**Your task**
Each entry below is to be copied verbatim.

= = = = =

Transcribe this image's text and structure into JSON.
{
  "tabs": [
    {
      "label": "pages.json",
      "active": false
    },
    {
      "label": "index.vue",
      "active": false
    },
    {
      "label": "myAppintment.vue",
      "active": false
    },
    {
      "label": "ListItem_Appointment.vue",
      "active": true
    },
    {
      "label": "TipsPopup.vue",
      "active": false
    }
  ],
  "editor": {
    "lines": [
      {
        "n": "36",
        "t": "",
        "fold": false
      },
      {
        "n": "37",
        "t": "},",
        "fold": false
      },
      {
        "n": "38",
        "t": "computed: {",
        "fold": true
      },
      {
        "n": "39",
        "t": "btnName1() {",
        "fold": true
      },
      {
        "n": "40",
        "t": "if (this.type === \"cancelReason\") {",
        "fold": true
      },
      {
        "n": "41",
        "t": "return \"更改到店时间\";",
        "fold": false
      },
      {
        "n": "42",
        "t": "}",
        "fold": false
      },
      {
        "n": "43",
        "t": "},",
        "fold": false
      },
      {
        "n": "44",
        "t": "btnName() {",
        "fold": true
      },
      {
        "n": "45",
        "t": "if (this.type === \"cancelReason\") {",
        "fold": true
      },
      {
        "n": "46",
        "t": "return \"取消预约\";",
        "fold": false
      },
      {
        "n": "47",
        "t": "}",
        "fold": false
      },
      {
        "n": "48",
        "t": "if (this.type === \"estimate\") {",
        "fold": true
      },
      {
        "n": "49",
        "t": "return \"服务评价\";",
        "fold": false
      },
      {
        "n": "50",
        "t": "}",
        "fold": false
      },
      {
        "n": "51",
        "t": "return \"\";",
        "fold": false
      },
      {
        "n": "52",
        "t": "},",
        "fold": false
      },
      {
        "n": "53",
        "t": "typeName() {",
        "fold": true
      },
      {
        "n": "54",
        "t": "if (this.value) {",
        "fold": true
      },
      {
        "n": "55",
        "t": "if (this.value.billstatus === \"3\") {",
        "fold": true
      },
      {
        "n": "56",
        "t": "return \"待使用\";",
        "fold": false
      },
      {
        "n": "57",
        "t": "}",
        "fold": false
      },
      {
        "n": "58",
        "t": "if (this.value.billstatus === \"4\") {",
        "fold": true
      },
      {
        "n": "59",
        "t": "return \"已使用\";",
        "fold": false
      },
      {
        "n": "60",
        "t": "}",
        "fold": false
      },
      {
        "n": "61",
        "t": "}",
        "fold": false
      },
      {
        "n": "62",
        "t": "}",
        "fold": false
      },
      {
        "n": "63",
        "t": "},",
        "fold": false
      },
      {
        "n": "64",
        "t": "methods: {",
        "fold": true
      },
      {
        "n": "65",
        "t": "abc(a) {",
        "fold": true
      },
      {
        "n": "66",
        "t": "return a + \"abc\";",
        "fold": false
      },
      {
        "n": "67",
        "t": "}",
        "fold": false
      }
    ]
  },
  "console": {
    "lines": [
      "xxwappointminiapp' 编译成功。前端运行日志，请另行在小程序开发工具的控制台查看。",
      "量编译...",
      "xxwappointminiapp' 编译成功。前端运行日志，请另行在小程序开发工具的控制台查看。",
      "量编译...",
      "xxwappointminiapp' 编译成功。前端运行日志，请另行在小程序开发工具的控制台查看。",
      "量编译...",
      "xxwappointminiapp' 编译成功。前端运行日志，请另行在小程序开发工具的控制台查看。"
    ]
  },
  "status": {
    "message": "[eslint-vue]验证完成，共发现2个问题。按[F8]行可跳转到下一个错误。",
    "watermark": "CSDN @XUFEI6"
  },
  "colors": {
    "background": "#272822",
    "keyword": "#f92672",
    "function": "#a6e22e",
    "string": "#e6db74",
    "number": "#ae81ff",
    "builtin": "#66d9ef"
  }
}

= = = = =

**Answer to the exercise**
Transcribe this image's text and structure into JSON.
{
  "tabs": [
    {
      "label": "pages.json",
      "active": false
    },
    {
      "label": "index.vue",
      "active": false
    },
    {
      "label": "myAppintment.vue",
      "active": false
    },
    {
      "label": "ListItem_Appointment.vue",
      "active": true
    },
    {
      "label": "TipsPopup.vue",
      "active": false
    }
  ],
  "editor": {
    "lines": [
      {
        "n": "36",
        "t": "",
        "fold": false
      },
      {
        "n": "37",
        "t": "},",
        "fold": false
      },
      {
        "n": "38",
        "t": "computed: {",
        "fold": true
      },
      {
        "n": "39",
        "t": "btnName1() {",
        "fold": true
      },
      {
        "n": "40",
        "t": "if (this.type === \"cancelReason\") {",
        "fold": true
      },
      {
        "n": "41",
        "t": "return \"更改到店时间\";",
        "fold": false
      },
      {
        "n": "42",
        "t": "}",
        "fold": false
      },
      {
        "n": "43",
        "t": "},",
        "fold": false
      },
      {
        "n": "44",
        "t": "btnName() {",
        "fold": true
      },
      {
        "n": "45",
        "t": "if (this.type === \"cancelReason\") {",
        "fold": true
      },
      {
        "n": "46",
        "t": "return \"取消预约\";",
        "fold": false
      },
      {
        "n": "47",
        "t": "}",
        "fold": false
      },
      {
        "n": "48",
        "t": "if (this.type === \"estimate\") {",
        "fold": true
      },
      {
        "n": "49",
        "t": "return \"服务评价\";",
        "fold": false
      },
      {
        "n": "50",
        "t": "}",
        "fold": false
      },
      {
        "n": "51",
        "t": "return \"\";",
        "fold": false
      },
      {
        "n": "52",
        "t": "},",
        "fold": false
      },
      {
        "n": "53",
        "t": "typeName() {",
        "fold": true
      },
      {
        "n": "54",
        "t": "if (this.value) {",
        "fold": true
      },
      {
        "n": "55",
        "t": "if (this.value.billstatus === \"3\") {",
        "fold": true
      },
      {
        "n": "56",
        "t": "return \"待使用\";",
        "fold": false
      },
      {
        "n": "57",
        "t": "}",
        "fold": false
      },
      {
        "n": "58",
        "t": "if (this.value.billstatus === \"4\") {",
        "fold": true
      },
      {
        "n": "59",
        "t": "return \"已使用\";",
        "fold": false
      },
      {
        "n": "60",
        "t": "}",
        "fold": false
      },
      {
        "n": "61",
        "t": "}",
        "fold": false
      },
      {
        "n": "62",
        "t": "}",
        "fold": false
      },
      {
        "n": "63",
        "t": "},",
        "fold": false
      },
      {
        "n": "64",
        "t": "methods: {",
        "fold": true
      },
      {
        "n": "65",
        "t": "abc(a) {",
        "fold": true
      },
      {
        "n": "66",
        "t": "return a + \"abc\";",
        "fold": false
      },
      {
        "n": "67",
        "t": "}",
        "fold": false
      }
    ]
  },
  "console": {
    "lines": [
      "xxwappointminiapp' 编译成功。前端运行日志，请另行在小程序开发工具的控制台查看。",
      "量编译...",
      "xxwappointminiapp' 编译成功。前端运行日志，请另行在小程序开发工具的控制台查看。",
      "量编译...",
      "xxwappointminiapp' 编译成功。前端运行日志，请另行在小程序开发工具的控制台查看。",
      "量编译...",
      "xxwappointminiapp' 编译成功。前端运行日志，请另行在小程序开发工具的控制台查看。"
    ]
  },
  "status": {
    "message": "[eslint-vue]验证完成，共发现2个问题。按[F8]行可跳转到下一个错误。",
    "watermark": "CSDN @XUFEI6"
  },
  "colors": {
    "background": "#272822",
    "keyword": "#f92672",
    "function": "#a6e22e",
    "string": "#e6db74",
    "number": "#ae81ff",
    "builtin": "#66d9ef"
  }
}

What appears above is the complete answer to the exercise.